Harriet is a fine name, a strong name. Two of my favorite heroines are named Harriet: The one who inspired me to be a voracious and irreverent student of the world, and the one who risked her life so others could have their own life.
The former is on my bookshelf, and the latter will soon be in my wallet, bumping off Old Hickory, he of the ready duel and the Cheese Punk.
— SFGate (@SFGate) April 20, 2016
Harriet Tubman (1822?-1913):
Based on the traditional American folksong, this compelling tale recounts the daring adventures of one family’s escape from slavery via the Underground Railroad…
Harriet Tubman: The Road to Freedom * Catherine Clinton
Bound for the Promised Land: Harriet Tubman * Kate Clifford Larson
Far More Terrible for Women: Personal Accounts of Women in Slavery * Patrick Minges
book for children (Caldecott Honor book): Moses: When Harriet Tubman Led Her People to Freedom * Carole Boston Weatherford
The Harriet the Spy series (some were continued after the author’s death by the estate, these three are the Real Deal):
and the movie, which does great justice to the first book, but left out Harriet’s lovely “RAT FINK”s. Try emphatically saying “FINK” or “RAT FINK” next time the computer crashes or your phone battery dies–put a lot of oomph into it. It’s a marvelous release, purely for its ridiculous lack of profanity, like a reboot for the soul.
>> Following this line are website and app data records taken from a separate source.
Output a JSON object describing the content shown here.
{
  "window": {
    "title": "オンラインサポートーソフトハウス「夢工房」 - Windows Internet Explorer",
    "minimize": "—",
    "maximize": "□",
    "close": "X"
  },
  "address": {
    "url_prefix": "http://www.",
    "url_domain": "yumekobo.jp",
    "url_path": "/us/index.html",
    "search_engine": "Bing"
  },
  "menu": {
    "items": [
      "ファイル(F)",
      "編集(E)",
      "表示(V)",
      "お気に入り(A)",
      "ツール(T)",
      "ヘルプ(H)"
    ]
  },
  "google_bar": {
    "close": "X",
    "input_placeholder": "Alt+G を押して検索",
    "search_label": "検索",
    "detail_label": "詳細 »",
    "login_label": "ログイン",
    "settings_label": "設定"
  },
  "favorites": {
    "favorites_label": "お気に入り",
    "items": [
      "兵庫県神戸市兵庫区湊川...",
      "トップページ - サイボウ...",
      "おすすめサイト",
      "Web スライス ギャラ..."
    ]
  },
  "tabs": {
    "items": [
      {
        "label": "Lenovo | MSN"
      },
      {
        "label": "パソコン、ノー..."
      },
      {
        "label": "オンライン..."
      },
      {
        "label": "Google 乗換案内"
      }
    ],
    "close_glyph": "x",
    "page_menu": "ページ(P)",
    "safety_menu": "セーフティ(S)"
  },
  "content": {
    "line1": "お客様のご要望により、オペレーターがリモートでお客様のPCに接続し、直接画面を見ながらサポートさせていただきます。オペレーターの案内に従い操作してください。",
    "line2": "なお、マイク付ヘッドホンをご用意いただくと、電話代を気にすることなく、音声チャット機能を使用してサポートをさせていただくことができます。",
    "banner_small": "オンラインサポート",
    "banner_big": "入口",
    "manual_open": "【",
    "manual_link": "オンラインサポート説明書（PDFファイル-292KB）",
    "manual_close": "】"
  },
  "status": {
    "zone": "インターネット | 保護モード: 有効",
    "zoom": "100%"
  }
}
As is Harriet’s other trick for when she is flummoxed: simply becoming limp and falling from her chair onto the floor silently, therein buying some time to ponder.
What’s extra nifty (everything’s connected) is that both Harriets were spies.
Andrew Jackson at The Dollop:
So, bye, President Jackson, you are being replaced by an American hero, who never challenged anyone to a duel at 20 paces, and who never threw ragers at the White House. (You rat fink.)
And with that, I leave you with this incredible photograph, courtesy of the Library of Congress: